So, in order to try to ensure that the de minimus level of State Aid is not breached by any company claiming under the SME scheme, the government has had to exclude from the scheme any SME that was in receipt of a government grant that was State Aid Notified.

In Northern Ireland at the minute this causes a problem. Some of the most common grants available are either awarded by Invest NI or a third-party on behalf of Invest NI. And, you guessed it – they are almost all State Aid Notified.

This is unfortunate. Not least because the companies carrying out this expensive and essential R&D are exactly the ones most likely to seek and claim grant funding.

However, there are a few things you can do in order to maximise your claim to R&D Tax Credits and, if the circumstances allow for it, claim a few pound back from HMRC in cash.

1. Ask Invest NI to award your grant under the “de minimus” rules.

Up until recently, Invest NI wasn’t able to do this. All grants were dished out as State Aid notified and no-one really complained. That was until the accountants told these companies that they were losing out on the uplift in their R&D expense and potential cash payments.

So, after a bit of pressure being put on, Invest NI have found a work around and are now able to offer de minimus grants where grant funding is £100k or less.. While there seems to be an awareness of this now with Invest NI staff, make sure you ask that the grant be awarded in this way. You should still make sure that the combined grant, plus all other grants in the past two years and the tax relief don’t push you over the de minimus limits.

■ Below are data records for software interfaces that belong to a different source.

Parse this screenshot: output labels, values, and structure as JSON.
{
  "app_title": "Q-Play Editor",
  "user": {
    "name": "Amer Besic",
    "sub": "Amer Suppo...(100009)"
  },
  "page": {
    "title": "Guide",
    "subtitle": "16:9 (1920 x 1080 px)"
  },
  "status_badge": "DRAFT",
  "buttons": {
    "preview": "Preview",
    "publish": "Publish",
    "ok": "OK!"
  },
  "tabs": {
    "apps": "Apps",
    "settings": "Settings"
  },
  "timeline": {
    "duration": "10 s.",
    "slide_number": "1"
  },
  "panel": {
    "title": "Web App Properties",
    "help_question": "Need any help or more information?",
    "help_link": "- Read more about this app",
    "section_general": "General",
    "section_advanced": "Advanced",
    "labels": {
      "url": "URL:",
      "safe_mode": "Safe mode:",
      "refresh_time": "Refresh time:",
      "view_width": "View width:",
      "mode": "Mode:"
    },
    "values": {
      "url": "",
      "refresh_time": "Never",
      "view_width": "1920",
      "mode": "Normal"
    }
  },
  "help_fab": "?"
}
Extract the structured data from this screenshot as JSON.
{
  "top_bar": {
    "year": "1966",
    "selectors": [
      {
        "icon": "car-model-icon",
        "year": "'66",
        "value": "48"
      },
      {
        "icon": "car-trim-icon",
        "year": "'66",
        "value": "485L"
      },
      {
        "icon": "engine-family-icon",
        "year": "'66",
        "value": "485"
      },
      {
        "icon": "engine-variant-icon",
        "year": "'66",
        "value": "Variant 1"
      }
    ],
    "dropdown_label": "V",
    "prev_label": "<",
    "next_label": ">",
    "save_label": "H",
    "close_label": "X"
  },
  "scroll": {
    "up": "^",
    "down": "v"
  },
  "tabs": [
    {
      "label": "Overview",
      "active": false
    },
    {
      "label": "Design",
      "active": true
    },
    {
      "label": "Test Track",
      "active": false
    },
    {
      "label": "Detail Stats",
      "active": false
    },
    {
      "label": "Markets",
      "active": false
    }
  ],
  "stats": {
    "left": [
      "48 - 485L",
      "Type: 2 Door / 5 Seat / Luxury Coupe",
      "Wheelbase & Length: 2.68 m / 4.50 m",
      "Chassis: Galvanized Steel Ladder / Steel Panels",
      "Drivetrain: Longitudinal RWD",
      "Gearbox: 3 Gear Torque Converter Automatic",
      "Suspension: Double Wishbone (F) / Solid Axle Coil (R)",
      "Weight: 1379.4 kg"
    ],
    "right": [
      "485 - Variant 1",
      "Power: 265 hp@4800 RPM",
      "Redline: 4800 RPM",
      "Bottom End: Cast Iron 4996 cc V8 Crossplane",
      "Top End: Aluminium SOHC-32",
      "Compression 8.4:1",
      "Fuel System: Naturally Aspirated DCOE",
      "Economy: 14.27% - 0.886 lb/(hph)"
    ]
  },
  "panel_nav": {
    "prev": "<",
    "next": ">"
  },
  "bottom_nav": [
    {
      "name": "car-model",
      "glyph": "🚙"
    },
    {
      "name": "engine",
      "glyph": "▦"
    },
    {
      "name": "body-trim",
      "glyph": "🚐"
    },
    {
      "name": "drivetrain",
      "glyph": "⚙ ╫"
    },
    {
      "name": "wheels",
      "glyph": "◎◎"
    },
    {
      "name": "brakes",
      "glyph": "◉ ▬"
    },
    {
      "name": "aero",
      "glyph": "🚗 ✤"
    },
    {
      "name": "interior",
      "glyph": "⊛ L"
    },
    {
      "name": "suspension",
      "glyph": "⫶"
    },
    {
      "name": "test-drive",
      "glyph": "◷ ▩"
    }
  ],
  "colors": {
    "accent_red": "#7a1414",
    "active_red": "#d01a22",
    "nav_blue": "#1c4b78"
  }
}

2. Can your R&D spend be broken down into separate projects?

It is actually possible to claim under both the SME scheme and the Large Company scheme. If a company is carrying out a number of R&D projects, any that receive grants are relieved under the Large Company scheme whilst those that do not receive government assistance are able to remain under the remit of the SME scheme.

Say for example your business is researching a new medical vaccine and it receives a proof of concept grant in relation to a piece of new equipment that is being designed to administer the vaccine. This piece of equipment is separately identifiable from the vaccine and, has its own research activities and development activities. The grant was also given specifically in relation to this equipment. So it would be treated as a separate project for R&D tax credits and, due to being in receipt of the grant would receive tax relief under the Large Company scheme. This divisibility also protects the rest of the R&D project and ensures that it can still receive the 225% relief on its spend.

3. Reject the grant. Seriously.

This seems somewhat counter intuitive but, depending on your total R&D spend, it may be better for you to reject or not seek grant funding. This comes down to the differential in the SME and Large Company scheme uplift rates (125% – 30% = 95%) multiplied by the rate of Corporation Tax (usually 20%). So, if your total R&D spend times 19% (95% x 20%) is greater than the grant amount – you’re worse off I’m afraid.

Now, this is a purely mathematical and pragmatic view of things. Naturally there are other factors to consider with grant funding. The main one being, R&D is expensive and suppliers do not accept magic buttons or well wishes in lieu of payment so if you need the cash – take the grant! Remember also that tax relief will only actually materialise if you, one day, make a profit. Grants funding can also be more valuable than potential tax relief from the point of view that it may come with some professional advice, a chance at further grant funding or an introduction to potential equity investors.

Conclusion

So, whilst the R&D scheme is a pretty generous tax relief, SME needs to be careful not to fall in to the trap of excluding themselves from claiming the the maximum relief possible under the SME scheme. Remember also that grants are a taxable income stream themselves. So not only might they reduced you R&D uplift, but the may in fact cancel out the uplift that you do qualify for.

As with everything in business, consider the wider context when deciding on issues of tax planning and fundraising. Never undertake a transaction solely to gain a tax benefit. Weight up all the factors, including tax, and then see what’s best for you and your business.